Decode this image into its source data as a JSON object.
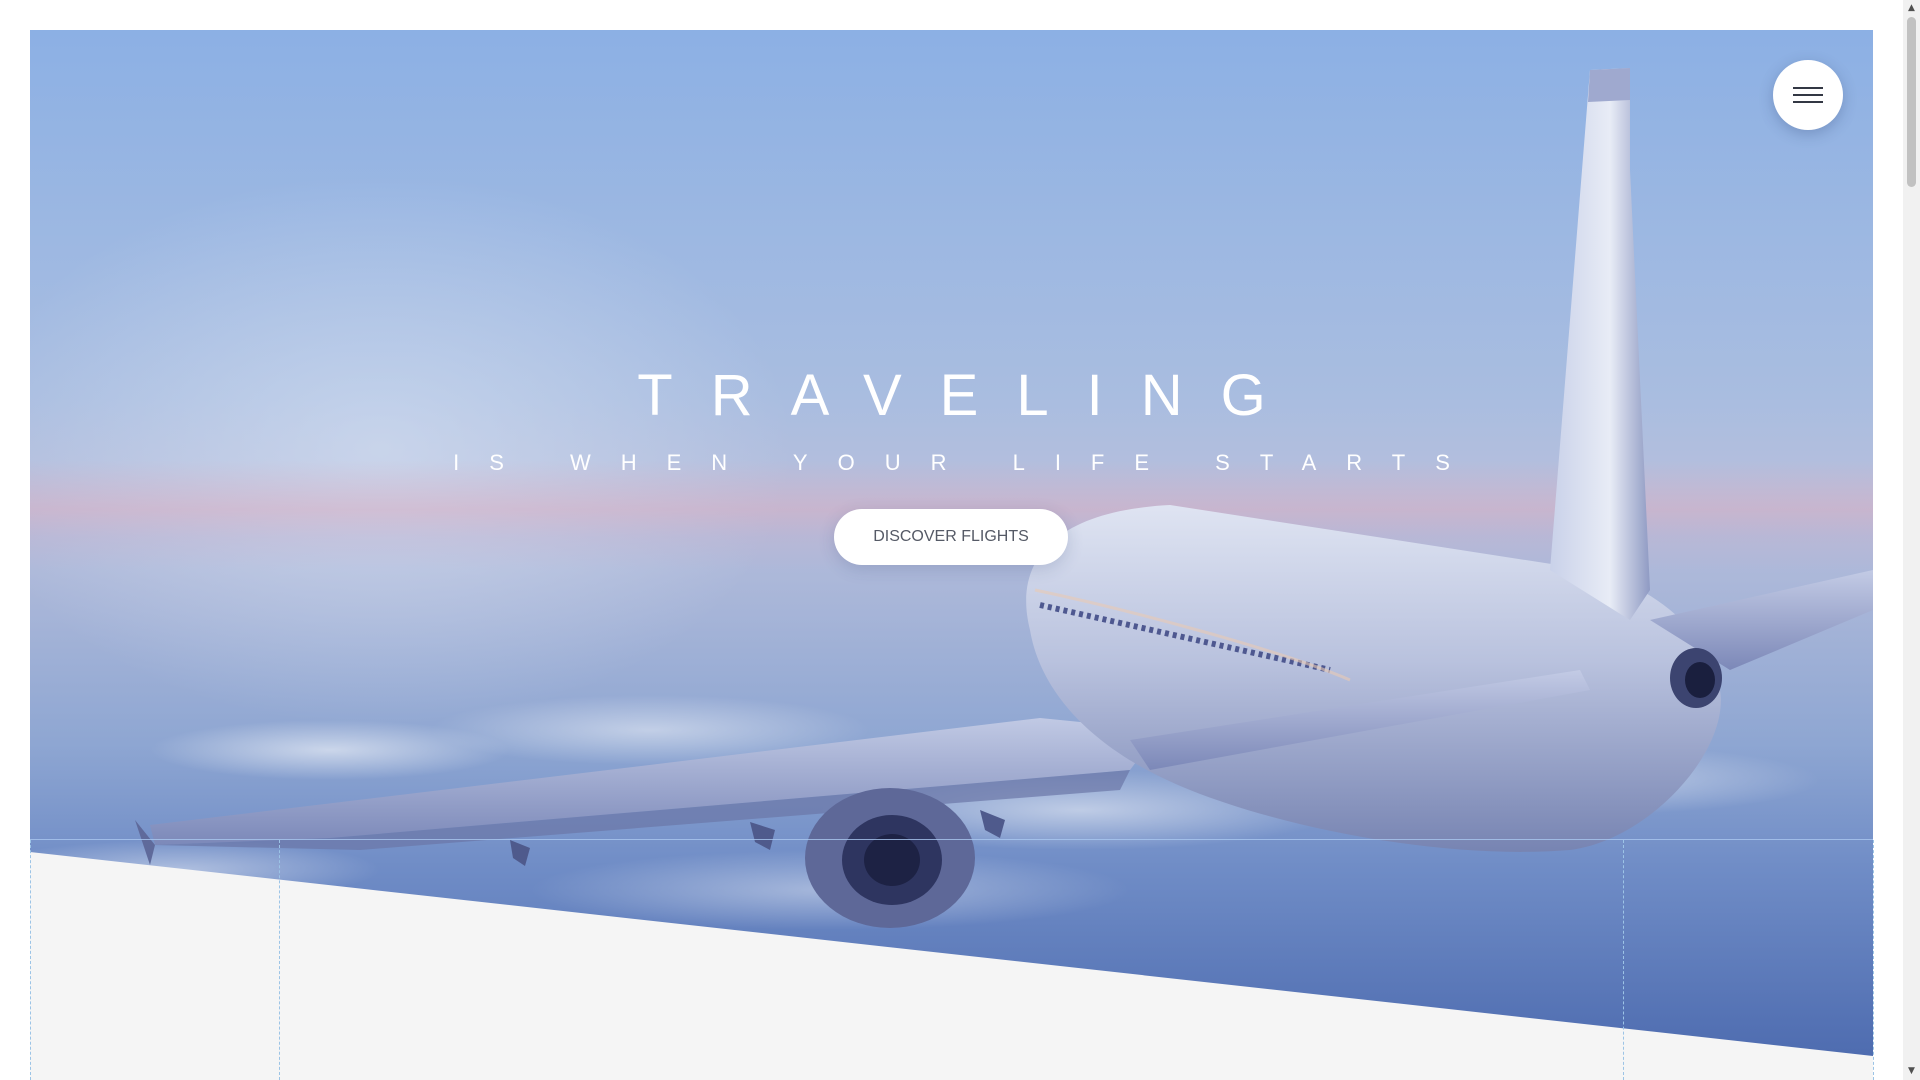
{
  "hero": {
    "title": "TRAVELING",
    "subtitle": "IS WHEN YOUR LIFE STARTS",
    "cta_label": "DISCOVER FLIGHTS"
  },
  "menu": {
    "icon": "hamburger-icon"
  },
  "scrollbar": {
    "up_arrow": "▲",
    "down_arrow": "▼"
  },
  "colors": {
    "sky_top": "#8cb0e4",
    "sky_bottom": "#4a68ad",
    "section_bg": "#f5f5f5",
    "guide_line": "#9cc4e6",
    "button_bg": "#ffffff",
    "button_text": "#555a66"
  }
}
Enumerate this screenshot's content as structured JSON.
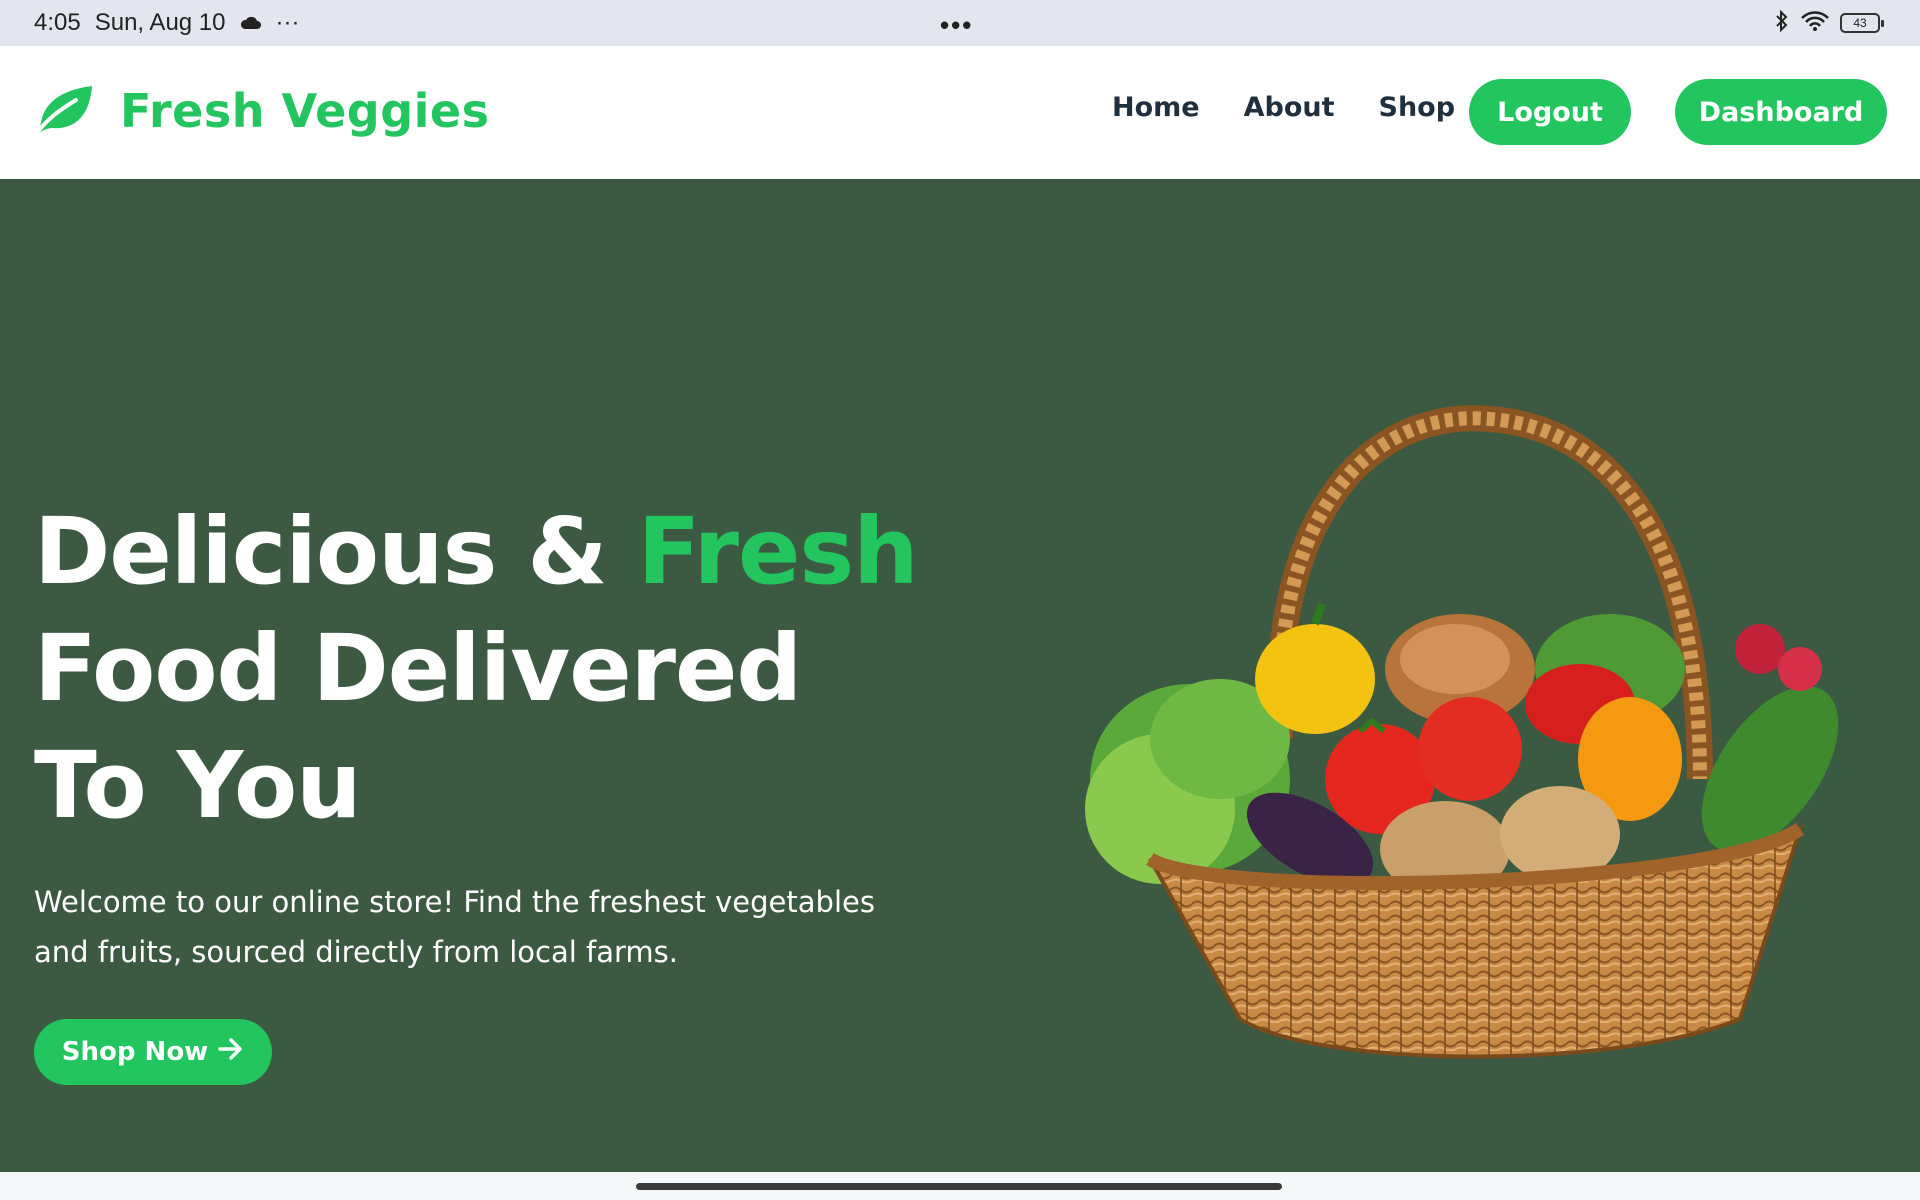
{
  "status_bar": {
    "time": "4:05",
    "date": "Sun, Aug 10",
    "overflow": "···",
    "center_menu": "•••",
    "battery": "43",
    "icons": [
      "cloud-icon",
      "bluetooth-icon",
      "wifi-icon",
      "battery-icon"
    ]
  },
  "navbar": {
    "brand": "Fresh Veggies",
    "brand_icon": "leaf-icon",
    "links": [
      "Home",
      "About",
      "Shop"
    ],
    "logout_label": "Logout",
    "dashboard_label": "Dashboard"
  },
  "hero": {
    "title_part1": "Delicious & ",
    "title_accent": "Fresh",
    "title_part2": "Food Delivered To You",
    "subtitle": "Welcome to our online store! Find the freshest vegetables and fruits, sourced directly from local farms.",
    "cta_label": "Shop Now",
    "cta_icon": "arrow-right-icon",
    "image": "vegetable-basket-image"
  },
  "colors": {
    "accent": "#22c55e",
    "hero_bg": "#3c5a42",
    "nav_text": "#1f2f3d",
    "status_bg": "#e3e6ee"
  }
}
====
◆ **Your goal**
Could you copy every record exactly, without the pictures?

◆ **Result of the task**
Decode this image into its source data as a JSON object.
{
  "hero": {
    "title": "TRAVELING",
    "subtitle": "IS WHEN YOUR LIFE STARTS",
    "cta_label": "DISCOVER FLIGHTS"
  },
  "menu": {
    "icon": "hamburger-icon"
  },
  "scrollbar": {
    "up_arrow": "▲",
    "down_arrow": "▼"
  },
  "colors": {
    "sky_top": "#8cb0e4",
    "sky_bottom": "#4a68ad",
    "section_bg": "#f5f5f5",
    "guide_line": "#9cc4e6",
    "button_bg": "#ffffff",
    "button_text": "#555a66"
  }
}
Enumerate this screenshot's content as structured JSON.
{
  "status_bar": {
    "time": "4:05",
    "date": "Sun, Aug 10",
    "overflow": "···",
    "center_menu": "•••",
    "battery": "43",
    "icons": [
      "cloud-icon",
      "bluetooth-icon",
      "wifi-icon",
      "battery-icon"
    ]
  },
  "navbar": {
    "brand": "Fresh Veggies",
    "brand_icon": "leaf-icon",
    "links": [
      "Home",
      "About",
      "Shop"
    ],
    "logout_label": "Logout",
    "dashboard_label": "Dashboard"
  },
  "hero": {
    "title_part1": "Delicious & ",
    "title_accent": "Fresh",
    "title_part2": "Food Delivered To You",
    "subtitle": "Welcome to our online store! Find the freshest vegetables and fruits, sourced directly from local farms.",
    "cta_label": "Shop Now",
    "cta_icon": "arrow-right-icon",
    "image": "vegetable-basket-image"
  },
  "colors": {
    "accent": "#22c55e",
    "hero_bg": "#3c5a42",
    "nav_text": "#1f2f3d",
    "status_bg": "#e3e6ee"
  }
}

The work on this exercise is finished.